As for video, the daytime results are good, but I did notice some stutter once or twice during my few weeks of shooting video. The Moto Z does fair a bit better when shooting night time videos, and although they are grainy, does allow you to capture the night scene in a more accurate manner.
Moto Mods is one of the most interesting components of this year's Moto line, offering a new way to expand the capabilities of your smartphone. If this sounds familiar, it's because another company attempted this earlier in the year, but the results weren't quite on par with what we had hoped.
Lenovo offers a variety of different Mods that include a projector, a battery, and even a Hasselblad camera. While I'll be going into more detail in a future review, I can tell you that the one module I was able to test, the Incipio offGRID Power Pack, worked like a charm and enhanced the experience of the Moto Z immensely. If modular components are going to take off in the near future, Lenovo has hit the nail on the head with its interface and other manufacturers should take note.
Let's be clear - the Moto Z is a pretty good device - but it does have some caveats. While the handset is snappy and the Android experience is close to stock, the camera and battery are two areas where the Moto Z fails to impress. While the camera software can always be tweaked in a later update, the battery will always remain the same, and 2600 mAh is simply not enough. While those that are on Verizon will have the option of going with the beefier Moto Z Force with a larger battery, there is no GSM equivalent of that handset. Instead, Lenovo's only option for GSM users is the Moto Z Play, that offers a larger battery, but at the expense of 1GB RAM, 32GB onboard storage, and a mid-tier CPU/GPU.

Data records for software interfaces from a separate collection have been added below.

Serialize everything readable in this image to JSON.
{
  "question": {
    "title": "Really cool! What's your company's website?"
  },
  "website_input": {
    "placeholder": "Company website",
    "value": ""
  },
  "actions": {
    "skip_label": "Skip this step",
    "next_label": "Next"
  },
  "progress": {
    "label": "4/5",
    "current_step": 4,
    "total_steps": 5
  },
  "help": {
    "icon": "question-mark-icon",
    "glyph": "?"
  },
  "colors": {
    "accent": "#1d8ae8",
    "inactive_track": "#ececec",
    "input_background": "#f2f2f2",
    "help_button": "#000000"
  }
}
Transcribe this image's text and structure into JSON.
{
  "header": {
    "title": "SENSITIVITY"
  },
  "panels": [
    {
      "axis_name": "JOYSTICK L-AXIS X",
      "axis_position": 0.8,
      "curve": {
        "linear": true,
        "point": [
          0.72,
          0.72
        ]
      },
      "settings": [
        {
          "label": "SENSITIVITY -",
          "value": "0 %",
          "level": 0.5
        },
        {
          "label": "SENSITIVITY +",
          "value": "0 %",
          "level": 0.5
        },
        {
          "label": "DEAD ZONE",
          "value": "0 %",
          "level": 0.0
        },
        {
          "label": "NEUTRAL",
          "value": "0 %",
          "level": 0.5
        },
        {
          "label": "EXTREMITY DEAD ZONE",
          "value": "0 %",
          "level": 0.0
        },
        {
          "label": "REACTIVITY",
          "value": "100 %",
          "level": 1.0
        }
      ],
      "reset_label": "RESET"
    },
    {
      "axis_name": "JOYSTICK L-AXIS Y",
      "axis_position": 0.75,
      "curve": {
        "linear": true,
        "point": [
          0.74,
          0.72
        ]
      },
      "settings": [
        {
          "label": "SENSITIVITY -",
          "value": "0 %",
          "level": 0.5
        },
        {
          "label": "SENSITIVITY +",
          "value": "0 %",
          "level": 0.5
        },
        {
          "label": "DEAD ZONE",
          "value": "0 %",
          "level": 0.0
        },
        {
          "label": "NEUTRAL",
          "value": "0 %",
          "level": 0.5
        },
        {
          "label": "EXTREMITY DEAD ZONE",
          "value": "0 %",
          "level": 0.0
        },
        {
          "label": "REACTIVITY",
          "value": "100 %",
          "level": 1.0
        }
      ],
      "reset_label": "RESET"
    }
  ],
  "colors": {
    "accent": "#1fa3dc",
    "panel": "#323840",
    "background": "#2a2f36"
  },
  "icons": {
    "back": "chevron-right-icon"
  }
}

While $699 isn't an outrageous price for a top-tier handset, you really can't feel good paying that much for a Moto Z. While I wasn't expecting the Z to be the best, I was left expectingmore. If Lenovo wants to compete seriously with the likes of Samsung and LG, it needs to understand that before it can experiment with creative solutions, it needs to make sure that its core offering is rock solid. This is especially true when the mid-range offerings are becoming more competitive and priced far below the $600 mark. Although Lenovo is certainly off to a good start with this year's Moto lineup, it will need to refine and evolve its offerings to remain relevant.